On August 18, a North Carolina state trooper shot and killed 29-year-old Daniel Harris — who was not only unarmed, but deaf — over a speeding violation just feet away from him home.
On August 8, two Louisville Metro police officers fatally shot [WARNING: graphic video] Army Veteran Darnell Wicker, a 57-year old landscaper who was deaf in one ear and hard of hearing in the other. Police had been called to the home by his girlfriend for a domestic dispute. As Wicker exited the home with a handsaw he used for his job as a landscaper, there was maybe two seconds between the time police said “drop it” and shots being fired.
On June 23, 2015, Randall Waddel was shot in the back by police as he tried to run out of a store. Waddell had attempted to walk away from an officer with a knife behind his back, never once holding it up or attempting to use it on anyone. Waddell was legally deaf, had no hearing aids and was diagnosed with schizoaffective disorder.
On September 20, 2014, Hernandez, a sheriff’s deputy who was plainly clothed at the time of the incident, fired six shots and killed Edward Miller, a deaf man, while he was sitting inside a vehicle at a tow yard. Hernandez reported that Miller failed to obey commands and had a concealed weapon. Miller’s son, who was also at the tow yard, informed deputies that his father could not hear them and had a license to carry a concealed weapon.
On August 30, 2010, John Williams, a First Nation woodcarver, was walking down the street holding a small knife, which was within legal limits, and a block of wood. Officer Ian Birk approached him from the rear and began ordering him to drop the knife, then shot him five times when he didn’t comply. Williams had severe hearing loss and was wearing an earbud in his semi-functional ear.
These shootings are tragic but also indicative of a bigger problem within the United States. These cases show the severe lack of training law enforcement receives on how to deal with deaf and other disabled individuals. . According to a report released in March by the Ruderman Family Foundation – “disabled [including deaf] individuals make up a third to half of all people killed by law enforcement officers.”
In 2006,the American with Disabilities Act website published a basic guide for officers about communicating effectively with people who are deaf or hard of hearing. It suggests a variety of ways for police to communicate with deaf individuals, such as, gestures, pen and paper, teletypewriters or sign language interpreters. However, the experience of many deaf individuals with law-enforcement will show that even the basic ADA guidelines are not followed.
Helping Educate to Advance the Rights of the Deaf, an organization that promotes equal access to the legal system for those who are deaf, provides a more extensive Google chart on deaf and hard-of-hearing citizens whom the police have killed, beaten, or refused to communicate with in light of the basic ADA guidelines.

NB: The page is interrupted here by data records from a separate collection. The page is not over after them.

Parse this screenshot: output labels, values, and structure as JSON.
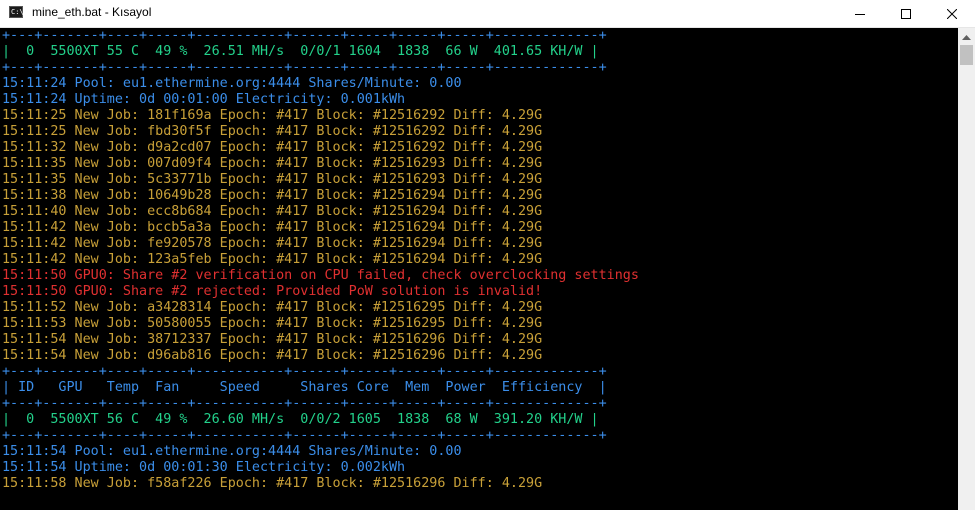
{
  "window": {
    "title": "mine_eth.bat - Kısayol",
    "icon": "console-icon"
  },
  "colors": {
    "border": "#3b8eea",
    "gpu_row": "#23d18b",
    "log_info": "#3b8eea",
    "job": "#c8a038",
    "error": "#e03030",
    "background": "#000000"
  },
  "console": {
    "lines": [
      {
        "kind": "border",
        "text": "+---+-------+----+-----+-----------+------+-----+-----+-----+-------------+"
      },
      {
        "kind": "gpu",
        "text": "|  0  5500XT 55 C  49 %  26.51 MH/s  0/0/1 1604  1838  66 W  401.65 KH/W |"
      },
      {
        "kind": "border",
        "text": "+---+-------+----+-----+-----------+------+-----+-----+-----+-------------+"
      },
      {
        "kind": "info",
        "text": "15:11:24 Pool: eu1.ethermine.org:4444 Shares/Minute: 0.00"
      },
      {
        "kind": "info",
        "text": "15:11:24 Uptime: 0d 00:01:00 Electricity: 0.001kWh"
      },
      {
        "kind": "job",
        "text": "15:11:25 New Job: 181f169a Epoch: #417 Block: #12516292 Diff: 4.29G"
      },
      {
        "kind": "job",
        "text": "15:11:25 New Job: fbd30f5f Epoch: #417 Block: #12516292 Diff: 4.29G"
      },
      {
        "kind": "job",
        "text": "15:11:32 New Job: d9a2cd07 Epoch: #417 Block: #12516292 Diff: 4.29G"
      },
      {
        "kind": "job",
        "text": "15:11:35 New Job: 007d09f4 Epoch: #417 Block: #12516293 Diff: 4.29G"
      },
      {
        "kind": "job",
        "text": "15:11:35 New Job: 5c33771b Epoch: #417 Block: #12516293 Diff: 4.29G"
      },
      {
        "kind": "job",
        "text": "15:11:38 New Job: 10649b28 Epoch: #417 Block: #12516294 Diff: 4.29G"
      },
      {
        "kind": "job",
        "text": "15:11:40 New Job: ecc8b684 Epoch: #417 Block: #12516294 Diff: 4.29G"
      },
      {
        "kind": "job",
        "text": "15:11:42 New Job: bccb5a3a Epoch: #417 Block: #12516294 Diff: 4.29G"
      },
      {
        "kind": "job",
        "text": "15:11:42 New Job: fe920578 Epoch: #417 Block: #12516294 Diff: 4.29G"
      },
      {
        "kind": "job",
        "text": "15:11:42 New Job: 123a5feb Epoch: #417 Block: #12516294 Diff: 4.29G"
      },
      {
        "kind": "error",
        "text": "15:11:50 GPU0: Share #2 verification on CPU failed, check overclocking settings"
      },
      {
        "kind": "error",
        "text": "15:11:50 GPU0: Share #2 rejected: Provided PoW solution is invalid!"
      },
      {
        "kind": "job",
        "text": "15:11:52 New Job: a3428314 Epoch: #417 Block: #12516295 Diff: 4.29G"
      },
      {
        "kind": "job",
        "text": "15:11:53 New Job: 50580055 Epoch: #417 Block: #12516295 Diff: 4.29G"
      },
      {
        "kind": "job",
        "text": "15:11:54 New Job: 38712337 Epoch: #417 Block: #12516296 Diff: 4.29G"
      },
      {
        "kind": "job",
        "text": "15:11:54 New Job: d96ab816 Epoch: #417 Block: #12516296 Diff: 4.29G"
      },
      {
        "kind": "border",
        "text": "+---+-------+----+-----+-----------+------+-----+-----+-----+-------------+"
      },
      {
        "kind": "header",
        "text": "| ID   GPU   Temp  Fan     Speed     Shares Core  Mem  Power  Efficiency  |"
      },
      {
        "kind": "border",
        "text": "+---+-------+----+-----+-----------+------+-----+-----+-----+-------------+"
      },
      {
        "kind": "gpu",
        "text": "|  0  5500XT 56 C  49 %  26.60 MH/s  0/0/2 1605  1838  68 W  391.20 KH/W |"
      },
      {
        "kind": "border",
        "text": "+---+-------+----+-----+-----------+------+-----+-----+-----+-------------+"
      },
      {
        "kind": "info",
        "text": "15:11:54 Pool: eu1.ethermine.org:4444 Shares/Minute: 0.00"
      },
      {
        "kind": "info",
        "text": "15:11:54 Uptime: 0d 00:01:30 Electricity: 0.002kWh"
      },
      {
        "kind": "job",
        "text": "15:11:58 New Job: f58af226 Epoch: #417 Block: #12516296 Diff: 4.29G"
      }
    ]
  }
}
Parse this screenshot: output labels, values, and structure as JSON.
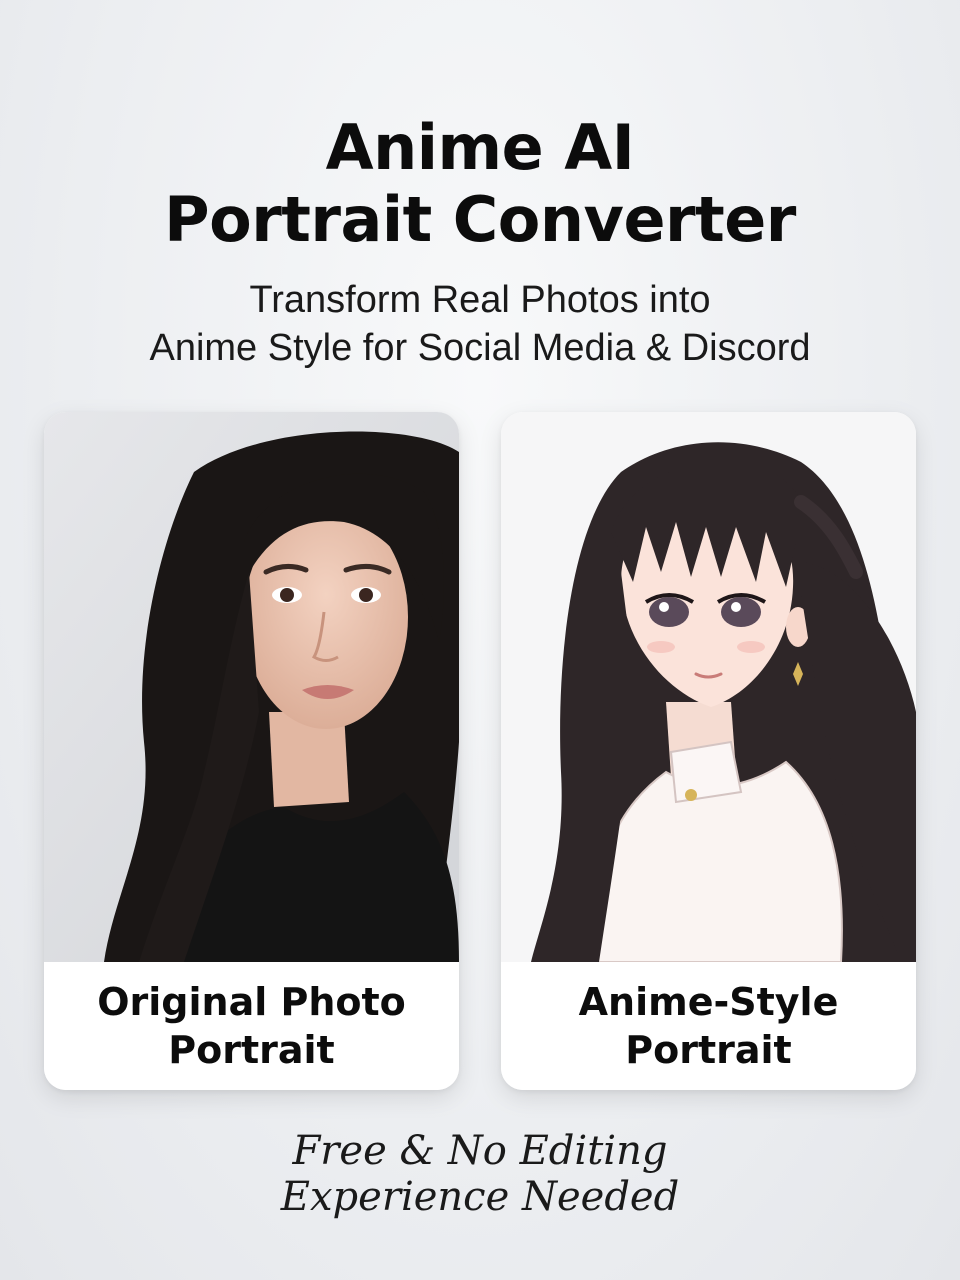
{
  "header": {
    "title_line1": "Anime AI",
    "title_line2": "Portrait Converter",
    "subtitle_line1": "Transform Real Photos into",
    "subtitle_line2": "Anime Style for Social Media & Discord"
  },
  "cards": [
    {
      "caption_line1": "Original Photo",
      "caption_line2": "Portrait",
      "image": "real-woman-portrait"
    },
    {
      "caption_line1": "Anime-Style",
      "caption_line2": "Portrait",
      "image": "anime-woman-portrait"
    }
  ],
  "footer": {
    "line1": "Free & No Editing",
    "line2": "Experience Needed"
  },
  "colors": {
    "background": "#eceef1",
    "text": "#0c0c0c",
    "card": "#ffffff"
  }
}
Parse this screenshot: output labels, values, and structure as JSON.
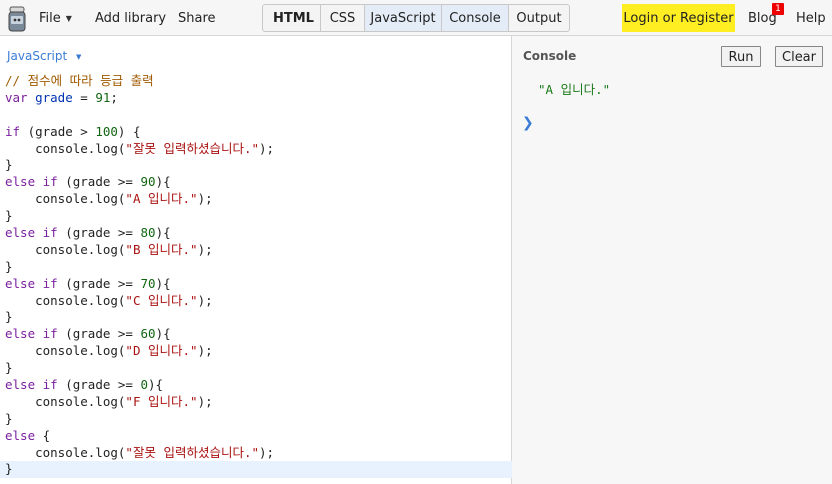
{
  "menu": {
    "file": "File",
    "add_library": "Add library",
    "share": "Share",
    "login": "Login or Register",
    "blog": "Blog",
    "blog_badge": "1",
    "help": "Help"
  },
  "tabs": [
    {
      "label": "HTML"
    },
    {
      "label": "CSS"
    },
    {
      "label": "JavaScript"
    },
    {
      "label": "Console"
    },
    {
      "label": "Output"
    }
  ],
  "editor": {
    "language": "JavaScript",
    "lines": [
      [
        {
          "t": "cm",
          "v": "// 점수에 따라 등급 출력"
        }
      ],
      [
        {
          "t": "kw",
          "v": "var"
        },
        {
          "t": "",
          "v": " "
        },
        {
          "t": "var",
          "v": "grade"
        },
        {
          "t": "",
          "v": " = "
        },
        {
          "t": "num",
          "v": "91"
        },
        {
          "t": "",
          "v": ";"
        }
      ],
      [],
      [
        {
          "t": "kw",
          "v": "if"
        },
        {
          "t": "",
          "v": " (grade > "
        },
        {
          "t": "num",
          "v": "100"
        },
        {
          "t": "",
          "v": ") {"
        }
      ],
      [
        {
          "t": "",
          "v": "    console.log("
        },
        {
          "t": "str",
          "v": "\"잘못 입력하셨습니다.\""
        },
        {
          "t": "",
          "v": ");"
        }
      ],
      [
        {
          "t": "",
          "v": "}"
        }
      ],
      [
        {
          "t": "kw",
          "v": "else"
        },
        {
          "t": "",
          "v": " "
        },
        {
          "t": "kw",
          "v": "if"
        },
        {
          "t": "",
          "v": " (grade >= "
        },
        {
          "t": "num",
          "v": "90"
        },
        {
          "t": "",
          "v": "){"
        }
      ],
      [
        {
          "t": "",
          "v": "    console.log("
        },
        {
          "t": "str",
          "v": "\"A 입니다.\""
        },
        {
          "t": "",
          "v": ");"
        }
      ],
      [
        {
          "t": "",
          "v": "}"
        }
      ],
      [
        {
          "t": "kw",
          "v": "else"
        },
        {
          "t": "",
          "v": " "
        },
        {
          "t": "kw",
          "v": "if"
        },
        {
          "t": "",
          "v": " (grade >= "
        },
        {
          "t": "num",
          "v": "80"
        },
        {
          "t": "",
          "v": "){"
        }
      ],
      [
        {
          "t": "",
          "v": "    console.log("
        },
        {
          "t": "str",
          "v": "\"B 입니다.\""
        },
        {
          "t": "",
          "v": ");"
        }
      ],
      [
        {
          "t": "",
          "v": "}"
        }
      ],
      [
        {
          "t": "kw",
          "v": "else"
        },
        {
          "t": "",
          "v": " "
        },
        {
          "t": "kw",
          "v": "if"
        },
        {
          "t": "",
          "v": " (grade >= "
        },
        {
          "t": "num",
          "v": "70"
        },
        {
          "t": "",
          "v": "){"
        }
      ],
      [
        {
          "t": "",
          "v": "    console.log("
        },
        {
          "t": "str",
          "v": "\"C 입니다.\""
        },
        {
          "t": "",
          "v": ");"
        }
      ],
      [
        {
          "t": "",
          "v": "}"
        }
      ],
      [
        {
          "t": "kw",
          "v": "else"
        },
        {
          "t": "",
          "v": " "
        },
        {
          "t": "kw",
          "v": "if"
        },
        {
          "t": "",
          "v": " (grade >= "
        },
        {
          "t": "num",
          "v": "60"
        },
        {
          "t": "",
          "v": "){"
        }
      ],
      [
        {
          "t": "",
          "v": "    console.log("
        },
        {
          "t": "str",
          "v": "\"D 입니다.\""
        },
        {
          "t": "",
          "v": ");"
        }
      ],
      [
        {
          "t": "",
          "v": "}"
        }
      ],
      [
        {
          "t": "kw",
          "v": "else"
        },
        {
          "t": "",
          "v": " "
        },
        {
          "t": "kw",
          "v": "if"
        },
        {
          "t": "",
          "v": " (grade >= "
        },
        {
          "t": "num",
          "v": "0"
        },
        {
          "t": "",
          "v": "){"
        }
      ],
      [
        {
          "t": "",
          "v": "    console.log("
        },
        {
          "t": "str",
          "v": "\"F 입니다.\""
        },
        {
          "t": "",
          "v": ");"
        }
      ],
      [
        {
          "t": "",
          "v": "}"
        }
      ],
      [
        {
          "t": "kw",
          "v": "else"
        },
        {
          "t": "",
          "v": " {"
        }
      ],
      [
        {
          "t": "",
          "v": "    console.log("
        },
        {
          "t": "str",
          "v": "\"잘못 입력하셨습니다.\""
        },
        {
          "t": "",
          "v": ");"
        }
      ],
      [
        {
          "t": "",
          "v": "}"
        }
      ]
    ]
  },
  "console": {
    "title": "Console",
    "run": "Run",
    "clear": "Clear",
    "output": "\"A 입니다.\"",
    "prompt": "❯"
  }
}
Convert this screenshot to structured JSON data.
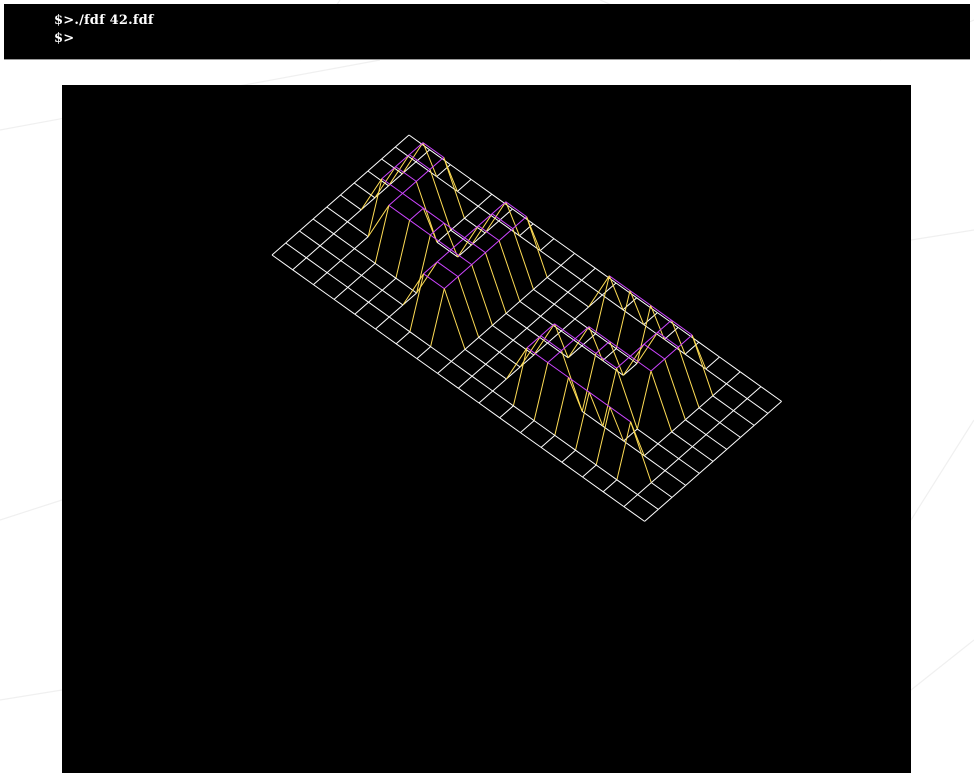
{
  "terminal": {
    "lines": [
      "$>./fdf 42.fdf",
      "$>"
    ]
  },
  "fdf_window": {
    "background": "#000000",
    "colors": {
      "base": "#ffffff",
      "low": "#ffdd55",
      "high": "#cc44ff"
    },
    "map": [
      [
        0,
        0,
        0,
        0,
        0,
        0,
        0,
        0,
        0,
        0,
        0,
        0,
        0,
        0,
        0,
        0,
        0,
        0,
        0
      ],
      [
        0,
        0,
        0,
        0,
        0,
        0,
        0,
        0,
        0,
        0,
        0,
        0,
        0,
        0,
        0,
        0,
        0,
        0,
        0
      ],
      [
        0,
        0,
        10,
        10,
        0,
        0,
        10,
        10,
        0,
        0,
        0,
        10,
        10,
        10,
        10,
        10,
        0,
        0,
        0
      ],
      [
        0,
        0,
        10,
        10,
        0,
        0,
        10,
        10,
        0,
        0,
        0,
        0,
        0,
        0,
        10,
        10,
        0,
        0,
        0
      ],
      [
        0,
        0,
        10,
        10,
        0,
        0,
        10,
        10,
        0,
        0,
        0,
        0,
        0,
        0,
        10,
        10,
        0,
        0,
        0
      ],
      [
        0,
        0,
        10,
        10,
        10,
        10,
        10,
        10,
        0,
        0,
        0,
        0,
        10,
        10,
        10,
        10,
        0,
        0,
        0
      ],
      [
        0,
        0,
        0,
        10,
        10,
        10,
        10,
        10,
        0,
        0,
        0,
        10,
        10,
        10,
        10,
        0,
        0,
        0,
        0
      ],
      [
        0,
        0,
        0,
        0,
        0,
        0,
        10,
        10,
        0,
        0,
        0,
        10,
        10,
        0,
        0,
        0,
        0,
        0,
        0
      ],
      [
        0,
        0,
        0,
        0,
        0,
        0,
        10,
        10,
        0,
        0,
        0,
        10,
        10,
        10,
        10,
        10,
        10,
        0,
        0
      ],
      [
        0,
        0,
        0,
        0,
        0,
        0,
        0,
        0,
        0,
        0,
        0,
        0,
        0,
        0,
        0,
        0,
        0,
        0,
        0
      ],
      [
        0,
        0,
        0,
        0,
        0,
        0,
        0,
        0,
        0,
        0,
        0,
        0,
        0,
        0,
        0,
        0,
        0,
        0,
        0
      ]
    ]
  }
}
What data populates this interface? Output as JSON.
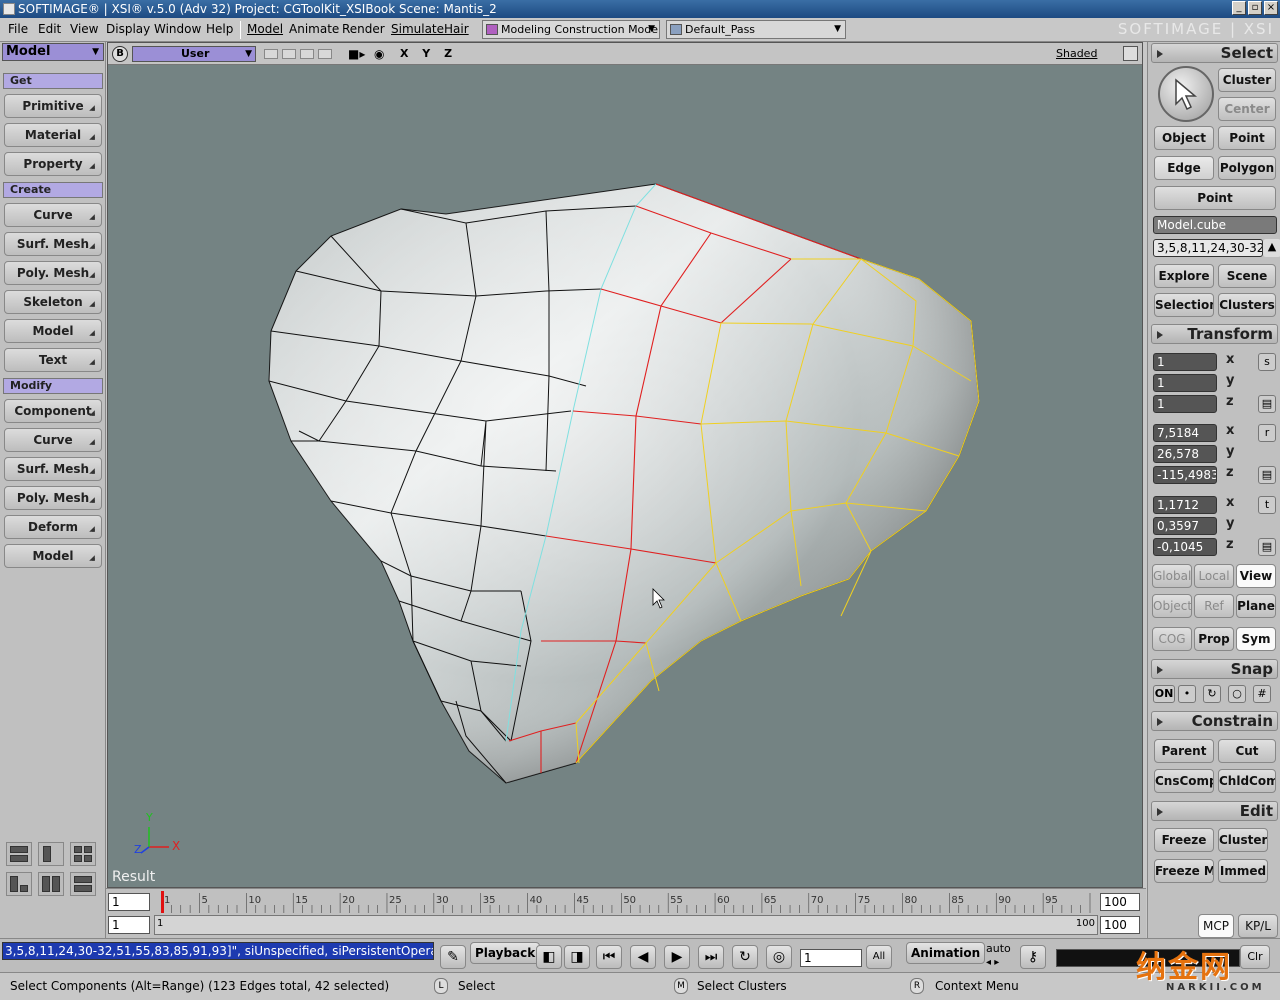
{
  "titlebar": {
    "title": "SOFTIMAGE® | XSI® v.5.0 (Adv 32) Project: CGToolKit_XSIBook    Scene: Mantis_2"
  },
  "menubar": {
    "items": [
      "File",
      "Edit",
      "View",
      "Display",
      "Window",
      "Help"
    ],
    "modules": [
      "Model",
      "Animate",
      "Render",
      "Simulate",
      "Hair"
    ],
    "construction_mode": "Modeling Construction Mode",
    "render_pass": "Default_Pass",
    "logo": "SOFTIMAGE | XSI"
  },
  "left_toolbar": {
    "mode": "Model",
    "sections": [
      {
        "header": "Get",
        "buttons": [
          "Primitive",
          "Material",
          "Property"
        ]
      },
      {
        "header": "Create",
        "buttons": [
          "Curve",
          "Surf. Mesh",
          "Poly. Mesh",
          "Skeleton",
          "Model",
          "Text"
        ]
      },
      {
        "header": "Modify",
        "buttons": [
          "Component",
          "Curve",
          "Surf. Mesh",
          "Poly. Mesh",
          "Deform",
          "Model"
        ]
      }
    ]
  },
  "viewport": {
    "camera": "User",
    "axes_label": "X Y Z",
    "display_mode": "Shaded",
    "result_label": "Result",
    "axis_x": "X",
    "axis_y": "Y",
    "axis_z": "Z",
    "b_button": "B"
  },
  "right_panel": {
    "select": {
      "header": "Select",
      "cluster": "Cluster",
      "center": "Center",
      "object": "Object",
      "point": "Point",
      "edge": "Edge",
      "polygon": "Polygon",
      "point_menu": "Point",
      "object_name": "Model.cube",
      "components": "3,5,8,11,24,30-32",
      "explore": "Explore",
      "scene": "Scene",
      "selection": "Selection",
      "clusters": "Clusters"
    },
    "transform": {
      "header": "Transform",
      "scale": [
        "1",
        "1",
        "1"
      ],
      "rotate": [
        "7,5184",
        "26,578",
        "-115,4983"
      ],
      "translate": [
        "1,1712",
        "0,3597",
        "-0,1045"
      ],
      "axes": [
        "x",
        "y",
        "z"
      ],
      "srt": [
        "s",
        "r",
        "t"
      ],
      "global": "Global",
      "local": "Local",
      "view": "View",
      "object": "Object",
      "ref": "Ref",
      "plane": "Plane",
      "cog": "COG",
      "prop": "Prop",
      "sym": "Sym"
    },
    "snap": {
      "header": "Snap",
      "on": "ON"
    },
    "constrain": {
      "header": "Constrain",
      "parent": "Parent",
      "cut": "Cut",
      "cnscomp": "CnsComp",
      "chldcomp": "ChldComp"
    },
    "edit": {
      "header": "Edit",
      "freeze": "Freeze",
      "cluster": "Cluster",
      "freeze_m": "Freeze M",
      "immed": "Immed"
    },
    "mcp": "MCP",
    "kpl": "KP/L"
  },
  "timeline": {
    "start": "1",
    "end": "100",
    "current": "1",
    "range_start": "1",
    "range_end": "100",
    "range_end_field": "100",
    "ticks": [
      "1",
      "5",
      "10",
      "15",
      "20",
      "25",
      "30",
      "35",
      "40",
      "45",
      "50",
      "55",
      "60",
      "65",
      "70",
      "75",
      "80",
      "85",
      "90",
      "95"
    ]
  },
  "cmdbar": {
    "command": "3,5,8,11,24,30-32,51,55,83,85,91,93]\", siUnspecified, siPersistentOperation",
    "playback": "Playback",
    "frame": "1",
    "all": "All",
    "animation": "Animation",
    "auto": "auto",
    "clr": "Clr"
  },
  "statusbar": {
    "message": "Select Components (Alt=Range) (123 Edges total, 42 selected)",
    "l_key": "L",
    "l_action": "Select",
    "m_key": "M",
    "m_action": "Select Clusters",
    "r_key": "R",
    "r_action": "Context Menu"
  },
  "watermark": {
    "text": "纳金网",
    "url": "NARKII.COM"
  }
}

On August 23, after the Harris shooting, the National Association of the Deaf, in a public statement, called on law enforcement to improve their training to better understand how to interact with a deaf person.
“We express our heartfelt apologies to Daniel’s family and the deaf and hard of hearing community. Daniel isn’t the first deaf person who was wrongfully shot by the police,” NAD President Melissa Draganac-Hawk said in a signed video statement. “All police departments in every state should undergo appropriate training to learn best practices when faced with a deaf person. If a person does not respond to verbal commands, the police needs to be aware of the possibility that the person may be deaf and not react by shooting. All police departments must work with us to improve and avoid this from happening again.”
There are many ways for police officers to communicate with the deaf, like pen and paper, a sign language interpreter or the officers using basic sign language themselves. For example, Smart Coos, a startup that I founded, offers online language classes for children to excel in their native language or learn a second language. Smart Coos offers 25-minute classes in sign language, as well. At this time, the startup will partner with police departments from across the country to help officers learn basic sign language phrases to communicate with deaf individuals. City, county, or state agency representatives may e-mail firstname.lastname@example.org to participate. However, the means of communication are irrelevant when an officer is not open to the possibility that the individual may not be responding to his commands for a good reason, such as the inability to hear the commands.
If the police officers that shot Harris, Wicker, Waddell, Miller and Williams had the proper training to quickly recognize the signs of a disabled individual, effectively communicate with that individual and resolve the issues without shooting first — the results may have been very different for Harris, Wicker, Waddell, Miller or Williams.